The Crown Prosecution Service (CPS) will review its handling of the assault case against Caroline Flack, it has been revealed.
Following a Freedom of Information request from the Daily Mirror, it is understood the CPS will look into its handling of the matter through a post-case review panel, a procedure which is not uncommon, especially in regard to complex or sensitive cases.
A spokesperson said: “The CPS has an internal process of undertaking routine Case Management Panels on complex or sensitive cases to ensure they are being properly managed.
“This case has had Case Management Panels and there will be a post-case review panel in due course to be conducted by a Deputy Chief Crown Prosecutor.”
It is understood the outcome of the review will not be made public.
The case against Caroline was officially terminated 10 days after her death.
A CPS spokesperson told The Sun: “By law we had to give formal evidence to the clerk of the court that the defendant was deceased.
“We had to provide a death certificate as a record that the defendant was deceased.
“Despite media coverage of Caroline’s death and public comments made by her family about her death we needed to make this a formality to close the case.
“It is a formality that had to be be done and now has been.”
Caroline was bailed after an initial court hearing on 23 December and would have been due to appear for the start of her trial on Wednesday.
After her suicide, Caroline’s management team criticised the CPS for pursuing a “show trial” after she entered a not guilty plea and Lewis said he did not support the prosecution.
In a statement, Francis Ridley of Money Talent Management, said: “In recent months Caroline had been under huge pressure because of an ongoing case and potential trial which has been well reported.
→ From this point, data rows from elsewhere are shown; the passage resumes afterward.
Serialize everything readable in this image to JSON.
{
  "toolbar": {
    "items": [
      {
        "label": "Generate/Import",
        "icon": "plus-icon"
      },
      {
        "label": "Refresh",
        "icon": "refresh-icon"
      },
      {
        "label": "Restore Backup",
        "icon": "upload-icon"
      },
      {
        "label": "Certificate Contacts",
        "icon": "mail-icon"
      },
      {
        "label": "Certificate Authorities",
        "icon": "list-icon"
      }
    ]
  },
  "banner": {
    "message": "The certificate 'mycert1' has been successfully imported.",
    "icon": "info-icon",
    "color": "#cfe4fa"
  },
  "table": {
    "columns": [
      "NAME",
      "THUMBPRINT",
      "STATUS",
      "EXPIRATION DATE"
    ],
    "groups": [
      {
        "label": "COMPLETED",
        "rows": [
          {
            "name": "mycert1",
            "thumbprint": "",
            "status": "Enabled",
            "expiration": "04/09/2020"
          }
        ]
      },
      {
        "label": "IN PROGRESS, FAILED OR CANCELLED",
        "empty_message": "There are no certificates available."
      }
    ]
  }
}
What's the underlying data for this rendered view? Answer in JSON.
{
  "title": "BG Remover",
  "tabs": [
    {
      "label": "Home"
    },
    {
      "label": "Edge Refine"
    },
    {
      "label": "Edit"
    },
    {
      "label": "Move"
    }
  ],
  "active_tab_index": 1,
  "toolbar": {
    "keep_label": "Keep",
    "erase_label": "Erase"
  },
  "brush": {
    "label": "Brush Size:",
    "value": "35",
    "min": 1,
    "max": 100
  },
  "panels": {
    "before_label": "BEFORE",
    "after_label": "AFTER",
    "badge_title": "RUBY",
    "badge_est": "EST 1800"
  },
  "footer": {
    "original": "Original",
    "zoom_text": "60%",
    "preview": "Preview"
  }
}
“The Crown Prosecution Service pursued this when they knew not only how very vulnerable Caroline was but also that the alleged victim did not support the prosecution and had disputed the CPS version of events.
“The CPS should look at themselves today and how they pursued a show trial that was not only without merit but not in the public interest. And ultimately resulted in significant distress to Caroline. Our thoughts are with Caroline’s family at this time.”
In an unreleased statement from Caroline that she was advised not to post on social media – which her family shared after her death – the presenter insisted that what happened on the night of the alleged assault was an accident.
She said: “I have always taken responsibility for what happened that night. Even on the night. But the truth is... It was an accident.
“I’ve been having some sort of emotional breakdown for a very long time.
“But I am NOT a domestic abuser. We had an argument and an accident happened. An accident. The blood that someone SOLD to a newspaper was MY blood and that was something very sad and very personal.”
It was previously reported that the Metropolitan Police has referred itself to the police watchdog over the contact it had with Caroline before her death for independent assessment, as is standard procedure.
Useful websites and helplines:
- Mind, open Monday to Friday, 9am-6pm on 0300 123 3393
- Samaritans offers a listening service which is open 24 hours a day, on 116 123 (UK and ROI - this number is FREE to call and will not appear on your phone bill.)
- The Mix is a free support service for people under 25. Call 0808 808 4994 or email: email@example.com
- Rethink Mental Illness offers practical help through its advice line which can be reached on 0300 5000 927 (open Monday to Friday 10am-4pm). More info can be found on www.rethink.org.